The European Parliament has to keep up the pressure on Juncker and other obstructionists by establishing a committee of inquiry. The Greens in the European Parliament presented a draft mandate for that. For the establishment of such a committee we need 188 supporting Members of the European Parliament. We as Greens have 50 representatives, the European Left has 52, the Liberals 67, and the Socialists and Democrats 191.
For the committee of inquiry as well as for other next steps applies: It is primarily dependent on the Socialists and Democrats if we can make progress or not. In the new parliament they play a central role for many progressive issues. Yet so far have Martin Schulz, his parliamentary group as well as Sigmar Gabriel and the party comrades in the German Parliament been remarkably quiet although they face such a great opportunity for social progress. The Grand Coalition in Berlin is also stalling Brussels in the fight against aggressive tax avoidance. The coalition agreement of the governing parties in Berlin takes explicitly position against country-by-country transparency of profits of multinational corporations. The same applies to the Anti-Money laundering Directive: The European Parliament demands that in the future it has to be public which owner hides behind which letterbox companies – the Grand Coalition of SPD and CDU in Berlin stalls here, while both are in favour in the European Parliament.
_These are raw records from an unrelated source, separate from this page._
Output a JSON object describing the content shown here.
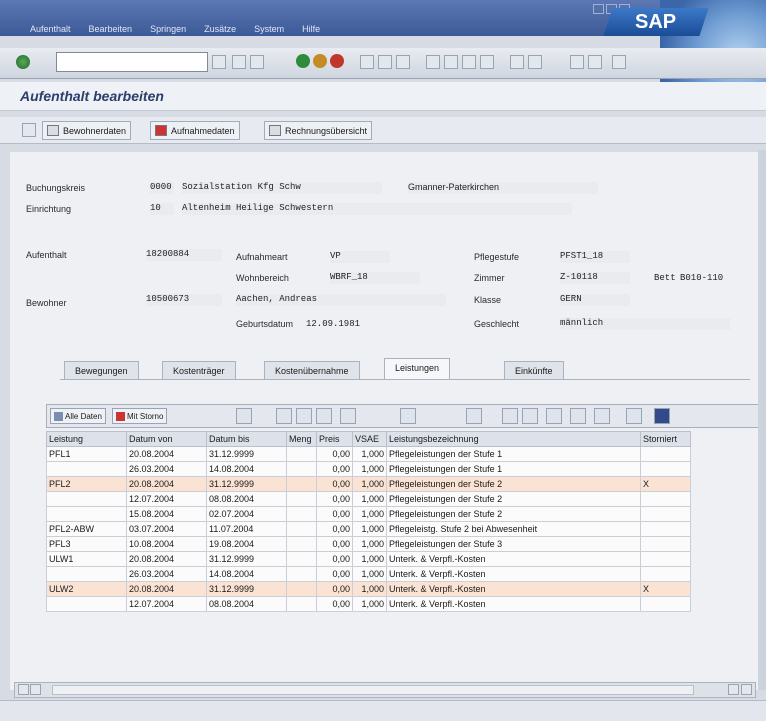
{
  "menu": [
    "Aufenthalt",
    "Bearbeiten",
    "Springen",
    "Zusätze",
    "System",
    "Hilfe"
  ],
  "brand": "SAP",
  "page_title": "Aufenthalt bearbeiten",
  "app_toolbar": {
    "bewohnerdaten": "Bewohnerdaten",
    "aufnahmedaten": "Aufnahmedaten",
    "rechnungsuebersicht": "Rechnungsübersicht"
  },
  "header": {
    "buchungskreis_label": "Buchungskreis",
    "buchungskreis_code": "0000",
    "buchungskreis_name": "Sozialstation Kfg Schw",
    "buchungskreis_ort": "Gmanner-Paterkirchen",
    "einrichtung_label": "Einrichtung",
    "einrichtung_code": "10",
    "einrichtung_name": "Altenheim Heilige Schwestern",
    "aufenthalt_label": "Aufenthalt",
    "aufenthalt_value": "18200884",
    "aufnahmeart_label": "Aufnahmeart",
    "aufnahmeart_value": "VP",
    "wohnbereich_label": "Wohnbereich",
    "wohnbereich_value": "WBRF_18",
    "pflegestufe_label": "Pflegestufe",
    "pflegestufe_value": "PFST1_18",
    "zimmer_label": "Zimmer",
    "zimmer_value": "Z-10118",
    "bett_label": "Bett",
    "bett_value": "B010-110",
    "bewohner_label": "Bewohner",
    "bewohner_id": "10500673",
    "bewohner_name": "Aachen, Andreas",
    "klasse_label": "Klasse",
    "klasse_value": "GERN",
    "geburtsdatum_label": "Geburtsdatum",
    "geburtsdatum_value": "12.09.1981",
    "geschlecht_label": "Geschlecht",
    "geschlecht_value": "männlich"
  },
  "tabs": [
    "Bewegungen",
    "Kostenträger",
    "Kostenübernahme",
    "Leistungen",
    "Einkünfte"
  ],
  "grid_toolbar": {
    "alle_daten": "Alle Daten",
    "mit_storno": "Mit Storno"
  },
  "table": {
    "columns": [
      "Leistung",
      "Datum von",
      "Datum bis",
      "Meng",
      "Preis",
      "VSAE",
      "Leistungsbezeichnung",
      "Storniert"
    ],
    "rows": [
      {
        "leistung": "PFL1",
        "von": "20.08.2004",
        "bis": "31.12.9999",
        "meng": "",
        "preis": "0,00",
        "vsae": "1,000",
        "bez": "Pflegeleistungen der Stufe 1",
        "storno": "",
        "hl": false
      },
      {
        "leistung": "",
        "von": "26.03.2004",
        "bis": "14.08.2004",
        "meng": "",
        "preis": "0,00",
        "vsae": "1,000",
        "bez": "Pflegeleistungen der Stufe 1",
        "storno": "",
        "hl": false
      },
      {
        "leistung": "PFL2",
        "von": "20.08.2004",
        "bis": "31.12.9999",
        "meng": "",
        "preis": "0,00",
        "vsae": "1,000",
        "bez": "Pflegeleistungen der Stufe 2",
        "storno": "X",
        "hl": true
      },
      {
        "leistung": "",
        "von": "12.07.2004",
        "bis": "08.08.2004",
        "meng": "",
        "preis": "0,00",
        "vsae": "1,000",
        "bez": "Pflegeleistungen der Stufe 2",
        "storno": "",
        "hl": false
      },
      {
        "leistung": "",
        "von": "15.08.2004",
        "bis": "02.07.2004",
        "meng": "",
        "preis": "0,00",
        "vsae": "1,000",
        "bez": "Pflegeleistungen der Stufe 2",
        "storno": "",
        "hl": false
      },
      {
        "leistung": "PFL2-ABW",
        "von": "03.07.2004",
        "bis": "11.07.2004",
        "meng": "",
        "preis": "0,00",
        "vsae": "1,000",
        "bez": "Pflegeleistg. Stufe 2 bei Abwesenheit",
        "storno": "",
        "hl": false
      },
      {
        "leistung": "PFL3",
        "von": "10.08.2004",
        "bis": "19.08.2004",
        "meng": "",
        "preis": "0,00",
        "vsae": "1,000",
        "bez": "Pflegeleistungen der Stufe 3",
        "storno": "",
        "hl": false
      },
      {
        "leistung": "ULW1",
        "von": "20.08.2004",
        "bis": "31.12.9999",
        "meng": "",
        "preis": "0,00",
        "vsae": "1,000",
        "bez": "Unterk. & Verpfl.-Kosten",
        "storno": "",
        "hl": false
      },
      {
        "leistung": "",
        "von": "26.03.2004",
        "bis": "14.08.2004",
        "meng": "",
        "preis": "0,00",
        "vsae": "1,000",
        "bez": "Unterk. & Verpfl.-Kosten",
        "storno": "",
        "hl": false
      },
      {
        "leistung": "ULW2",
        "von": "20.08.2004",
        "bis": "31.12.9999",
        "meng": "",
        "preis": "0,00",
        "vsae": "1,000",
        "bez": "Unterk. & Verpfl.-Kosten",
        "storno": "X",
        "hl": true
      },
      {
        "leistung": "",
        "von": "12.07.2004",
        "bis": "08.08.2004",
        "meng": "",
        "preis": "0,00",
        "vsae": "1,000",
        "bez": "Unterk. & Verpfl.-Kosten",
        "storno": "",
        "hl": false
      }
    ]
  },
  "colors": {
    "title_bar": "#3d5a98",
    "row_highlight": "#fbe3d4",
    "page_title": "#2b3e6c"
  }
}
Furthermore, there is the issue of minimum tax rates. Certainly there is no need for a one-size-fits-all rate in a common market, but at least a common minimum tax rate. Also about this issue one can hear no sound from Martin Schulze and the European Socialists and Democrats.
Would the Christian Democrats and Social Democrats advocate more strongly for tax equity another key project came into reach. As his first big initiative Juncker promised a 300 billion Euro investment project to boost the European economy and reduce the intolerable high unemployment rate. The whole world wonders now how he wants to fund that. His now revealed plans contain not one cent of fresh public funds. We have a solution for this problem: At the very latest since the LuxLeaks scandal it is apparent how how to achieve: When the EU closes the tax havens it would be possible to fund even bigger investment projects. At the convention of the European Greens in Ostend a couple of days ago we have decided that tax justice will be one of our six priorities for the next 5 years. That offers me the opportunity to aggressively pursue my pet subject.
I would appreciate if you support our 10 demands to Juncker and the European finance ministers at http://act-or-go.eu.